Exercise
Could you filter the records below down to the lines that include the word "data"?

Records shown
■ ■ ■ ■ ■

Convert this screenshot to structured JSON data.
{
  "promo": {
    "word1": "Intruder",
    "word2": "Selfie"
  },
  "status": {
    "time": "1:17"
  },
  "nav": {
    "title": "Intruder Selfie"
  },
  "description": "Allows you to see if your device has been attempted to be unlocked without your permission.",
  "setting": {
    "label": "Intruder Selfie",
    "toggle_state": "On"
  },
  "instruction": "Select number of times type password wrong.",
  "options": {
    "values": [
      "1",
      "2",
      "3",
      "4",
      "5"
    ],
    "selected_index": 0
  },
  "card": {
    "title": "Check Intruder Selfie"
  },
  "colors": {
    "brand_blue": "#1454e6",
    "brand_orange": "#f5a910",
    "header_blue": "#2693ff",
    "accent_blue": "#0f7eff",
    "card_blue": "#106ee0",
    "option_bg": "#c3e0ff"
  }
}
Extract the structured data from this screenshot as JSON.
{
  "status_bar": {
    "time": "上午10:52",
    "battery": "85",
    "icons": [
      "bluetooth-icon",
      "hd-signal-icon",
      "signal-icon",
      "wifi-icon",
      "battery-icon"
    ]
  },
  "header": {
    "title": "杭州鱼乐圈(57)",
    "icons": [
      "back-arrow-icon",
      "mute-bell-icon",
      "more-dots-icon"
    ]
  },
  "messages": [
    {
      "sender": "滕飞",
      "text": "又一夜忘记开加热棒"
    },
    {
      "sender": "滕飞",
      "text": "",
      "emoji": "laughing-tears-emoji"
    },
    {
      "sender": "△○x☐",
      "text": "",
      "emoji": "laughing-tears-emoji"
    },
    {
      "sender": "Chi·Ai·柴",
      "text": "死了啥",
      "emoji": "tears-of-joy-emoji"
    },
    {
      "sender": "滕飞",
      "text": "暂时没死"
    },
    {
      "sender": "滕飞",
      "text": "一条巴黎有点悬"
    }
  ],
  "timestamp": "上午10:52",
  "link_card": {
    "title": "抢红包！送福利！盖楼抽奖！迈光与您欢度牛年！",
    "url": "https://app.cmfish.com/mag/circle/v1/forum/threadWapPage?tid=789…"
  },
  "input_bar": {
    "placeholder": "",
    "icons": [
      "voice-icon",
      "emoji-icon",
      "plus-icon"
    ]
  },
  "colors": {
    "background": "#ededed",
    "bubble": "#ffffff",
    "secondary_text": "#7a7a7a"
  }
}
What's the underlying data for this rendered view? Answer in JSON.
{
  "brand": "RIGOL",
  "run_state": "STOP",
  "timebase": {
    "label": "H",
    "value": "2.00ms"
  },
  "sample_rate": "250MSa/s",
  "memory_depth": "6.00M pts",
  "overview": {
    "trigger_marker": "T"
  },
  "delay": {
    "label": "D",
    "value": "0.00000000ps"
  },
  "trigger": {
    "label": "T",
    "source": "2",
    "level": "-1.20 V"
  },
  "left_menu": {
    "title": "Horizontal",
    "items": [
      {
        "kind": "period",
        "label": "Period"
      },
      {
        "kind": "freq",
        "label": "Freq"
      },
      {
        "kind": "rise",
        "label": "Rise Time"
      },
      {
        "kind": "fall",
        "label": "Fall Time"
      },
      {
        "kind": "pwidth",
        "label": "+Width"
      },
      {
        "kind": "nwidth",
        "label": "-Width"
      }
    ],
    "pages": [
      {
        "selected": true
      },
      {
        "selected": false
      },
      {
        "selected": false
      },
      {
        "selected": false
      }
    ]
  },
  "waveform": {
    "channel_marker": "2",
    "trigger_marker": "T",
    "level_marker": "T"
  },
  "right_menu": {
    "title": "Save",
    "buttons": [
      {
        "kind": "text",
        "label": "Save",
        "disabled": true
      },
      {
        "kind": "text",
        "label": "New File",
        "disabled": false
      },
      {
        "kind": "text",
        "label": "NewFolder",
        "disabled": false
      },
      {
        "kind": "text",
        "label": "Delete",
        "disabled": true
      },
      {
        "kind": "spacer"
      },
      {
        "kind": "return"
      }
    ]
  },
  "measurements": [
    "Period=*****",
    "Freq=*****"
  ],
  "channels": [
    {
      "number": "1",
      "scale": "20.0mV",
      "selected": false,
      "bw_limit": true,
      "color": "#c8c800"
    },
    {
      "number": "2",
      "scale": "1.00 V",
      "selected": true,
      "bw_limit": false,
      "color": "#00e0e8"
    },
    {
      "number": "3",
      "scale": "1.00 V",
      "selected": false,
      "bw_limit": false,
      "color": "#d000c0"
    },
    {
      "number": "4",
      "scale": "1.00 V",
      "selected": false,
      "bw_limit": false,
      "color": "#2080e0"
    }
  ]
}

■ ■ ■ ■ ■

Worked solution
Convert this screenshot to structured JSON data.
Extract the structured data from this screenshot as JSON.
What's the underlying data for this rendered view? Answer in JSON.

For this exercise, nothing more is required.